▶ _DESCRIPTION OF THE TASK_
The entries are to be duplicated exactly, with nothing left out.

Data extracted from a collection
^^^^^^^^^^^^^^^^

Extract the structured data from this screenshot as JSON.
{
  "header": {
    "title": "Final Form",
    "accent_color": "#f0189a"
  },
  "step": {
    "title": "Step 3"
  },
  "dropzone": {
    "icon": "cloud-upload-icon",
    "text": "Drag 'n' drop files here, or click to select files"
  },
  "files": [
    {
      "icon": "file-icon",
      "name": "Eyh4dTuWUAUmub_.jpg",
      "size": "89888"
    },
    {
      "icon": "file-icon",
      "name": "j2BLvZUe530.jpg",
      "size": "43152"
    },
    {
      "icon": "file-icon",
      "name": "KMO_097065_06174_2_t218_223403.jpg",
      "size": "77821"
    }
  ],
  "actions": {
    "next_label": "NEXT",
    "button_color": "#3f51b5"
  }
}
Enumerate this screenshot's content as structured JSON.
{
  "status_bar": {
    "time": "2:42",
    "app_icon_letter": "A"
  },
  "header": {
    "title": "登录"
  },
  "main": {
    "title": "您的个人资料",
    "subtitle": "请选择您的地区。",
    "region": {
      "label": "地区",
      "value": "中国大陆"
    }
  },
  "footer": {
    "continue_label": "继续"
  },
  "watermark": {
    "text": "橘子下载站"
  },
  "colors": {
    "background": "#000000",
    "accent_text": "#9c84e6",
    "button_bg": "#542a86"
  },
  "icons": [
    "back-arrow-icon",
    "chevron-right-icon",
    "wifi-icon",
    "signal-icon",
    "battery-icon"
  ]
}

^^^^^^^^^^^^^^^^

▶ _EXERCISE ANSWER_
Extract the structured data from this screenshot as JSON.
{
  "header": {
    "title": "Final Form",
    "accent_color": "#f0189a"
  },
  "step": {
    "title": "Step 3"
  },
  "dropzone": {
    "icon": "cloud-upload-icon",
    "text": "Drag 'n' drop files here, or click to select files"
  },
  "files": [
    {
      "icon": "file-icon",
      "name": "Eyh4dTuWUAUmub_.jpg",
      "size": "89888"
    },
    {
      "icon": "file-icon",
      "name": "j2BLvZUe530.jpg",
      "size": "43152"
    },
    {
      "icon": "file-icon",
      "name": "KMO_097065_06174_2_t218_223403.jpg",
      "size": "77821"
    }
  ],
  "actions": {
    "next_label": "NEXT",
    "button_color": "#3f51b5"
  }
}
Enumerate this screenshot's content as structured JSON.
{
  "status_bar": {
    "time": "2:42",
    "app_icon_letter": "A"
  },
  "header": {
    "title": "登录"
  },
  "main": {
    "title": "您的个人资料",
    "subtitle": "请选择您的地区。",
    "region": {
      "label": "地区",
      "value": "中国大陆"
    }
  },
  "footer": {
    "continue_label": "继续"
  },
  "watermark": {
    "text": "橘子下载站"
  },
  "colors": {
    "background": "#000000",
    "accent_text": "#9c84e6",
    "button_bg": "#542a86"
  },
  "icons": [
    "back-arrow-icon",
    "chevron-right-icon",
    "wifi-icon",
    "signal-icon",
    "battery-icon"
  ]
}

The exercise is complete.